── Input ──

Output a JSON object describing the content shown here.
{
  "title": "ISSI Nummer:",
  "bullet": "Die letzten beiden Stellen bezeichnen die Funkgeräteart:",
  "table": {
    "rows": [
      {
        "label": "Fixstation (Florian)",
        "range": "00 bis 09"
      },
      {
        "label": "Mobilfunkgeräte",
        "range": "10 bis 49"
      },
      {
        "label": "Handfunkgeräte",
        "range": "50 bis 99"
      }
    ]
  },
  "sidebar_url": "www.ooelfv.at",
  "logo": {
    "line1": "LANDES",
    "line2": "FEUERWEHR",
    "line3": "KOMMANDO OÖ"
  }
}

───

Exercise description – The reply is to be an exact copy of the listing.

Solved problem –
Output a JSON object describing the content shown here.
{
  "title": "ISSI Nummer:",
  "bullet": "Die letzten beiden Stellen bezeichnen die Funkgeräteart:",
  "table": {
    "rows": [
      {
        "label": "Fixstation (Florian)",
        "range": "00 bis 09"
      },
      {
        "label": "Mobilfunkgeräte",
        "range": "10 bis 49"
      },
      {
        "label": "Handfunkgeräte",
        "range": "50 bis 99"
      }
    ]
  },
  "sidebar_url": "www.ooelfv.at",
  "logo": {
    "line1": "LANDES",
    "line2": "FEUERWEHR",
    "line3": "KOMMANDO OÖ"
  }
}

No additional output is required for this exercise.